Please note javascript is required for full website functionality.
MVP

Blog

Power BI Blog: Sparklines in Preview

6 January 2022

Welcome back to this week’s edition of the Power BI blog series.  This week, we look at sparklines – coming into Preview with the latest Power BI update.

 

Sparklines come into Preview as part of this month’s update.  Just like in Excel, sparklines are tiny charts shown within cells of a table or matrix that make it easy to compare a large number of trends quickly.  You can use sparklines to show trends in a series of values, such as seasonal increases or decreases, economic cycles or to highlight maximum and / or minimum values.

With this Preview feature enabled, you may add sparklines to both your table and matrix visuals through the field well.  Simply open up the context menu for one of your numeric fields and select ‘Add a sparkline’.

A dialog will appear to let you configure the details of your sparkline.  The numeric field you started with will be pre-populated for the y-axis, but you are able to change both the field and ‘Summarization’ (sic) type if needed.  You’ll also need to select a field, such as a date column, to use as the x-axis of the sparkline.

Once you click ‘Create’, your sparkline will be added to your table or matrix as a new column automatically.

You can always edit the sparkline’s properties through the ‘Edit sparkline’ option in the value’s context menu.

You can use the Sparklines card in the Formatting pane to modify the sparkline’s line and marker formatting.  You’re also able to change the line colour and width, add markers for different value types (highest, first, last, etc.), and change the marker size, colour and shape.

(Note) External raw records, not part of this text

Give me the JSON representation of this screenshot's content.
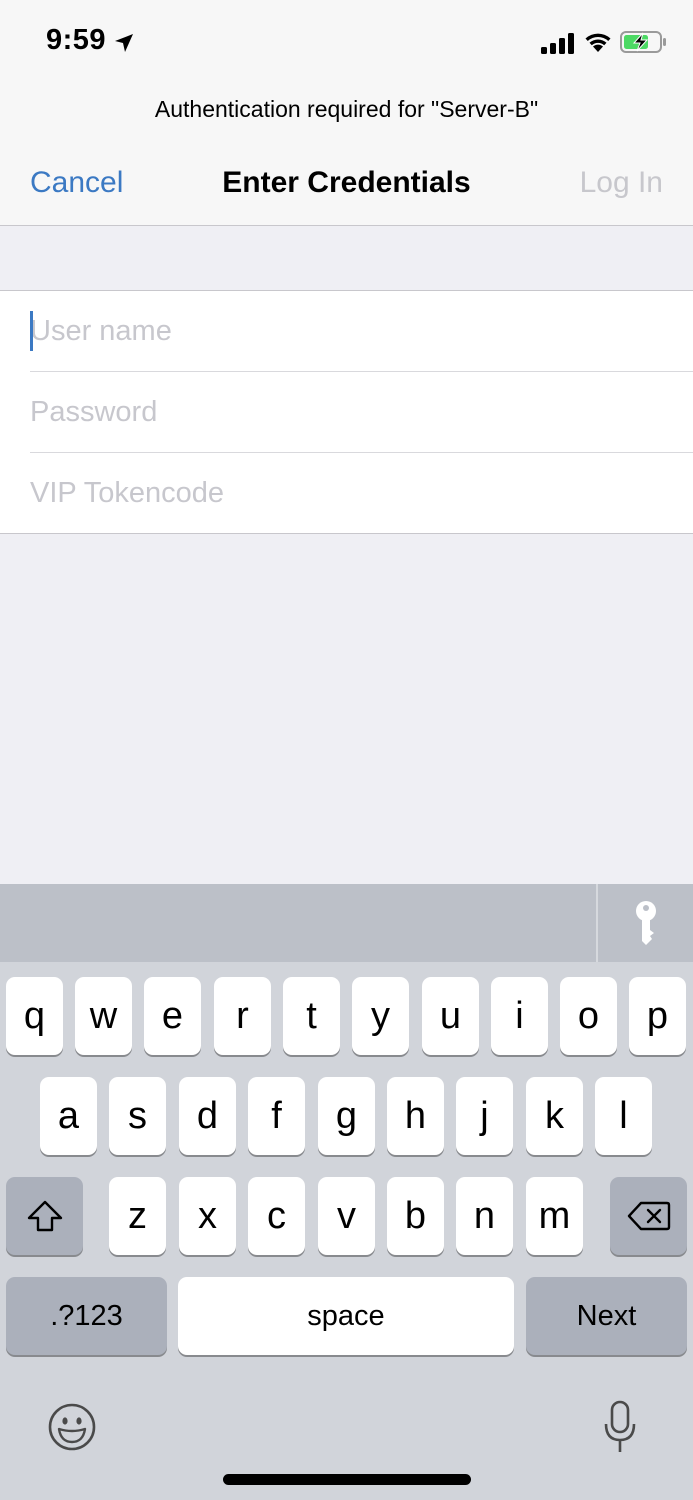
{
  "status_bar": {
    "time": "9:59",
    "icons": [
      "location-arrow-icon",
      "signal-icon",
      "wifi-icon",
      "battery-charging-icon"
    ]
  },
  "dialog": {
    "prompt": "Authentication required for \"Server-B\"",
    "cancel_label": "Cancel",
    "title": "Enter Credentials",
    "login_label": "Log In"
  },
  "form": {
    "username": {
      "value": "",
      "placeholder": "User name"
    },
    "password": {
      "value": "",
      "placeholder": "Password"
    },
    "token": {
      "value": "",
      "placeholder": "VIP Tokencode"
    }
  },
  "keyboard": {
    "row1": [
      "q",
      "w",
      "e",
      "r",
      "t",
      "y",
      "u",
      "i",
      "o",
      "p"
    ],
    "row2": [
      "a",
      "s",
      "d",
      "f",
      "g",
      "h",
      "j",
      "k",
      "l"
    ],
    "row3": [
      "z",
      "x",
      "c",
      "v",
      "b",
      "n",
      "m"
    ],
    "numbers_label": ".?123",
    "space_label": "space",
    "next_label": "Next",
    "toolbar_icon": "key-icon",
    "accent_color": "#3b79c3"
  }
}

This is also where you may change the chart type from a line to a column chart.

Power BI supports up to five sparklines per visual and will display up to 52 points per sparkline.  For performance reasons, the maximum number of columns in a matrix will be limited to 20 when sparklines are on.  Note that although sparklines will be supported on Azure AS, it is not supported in any current on-prem SSAS but should work with future SSAS releases.

 

Check back next week for more Power BI tips and tricks!

 

Newsletter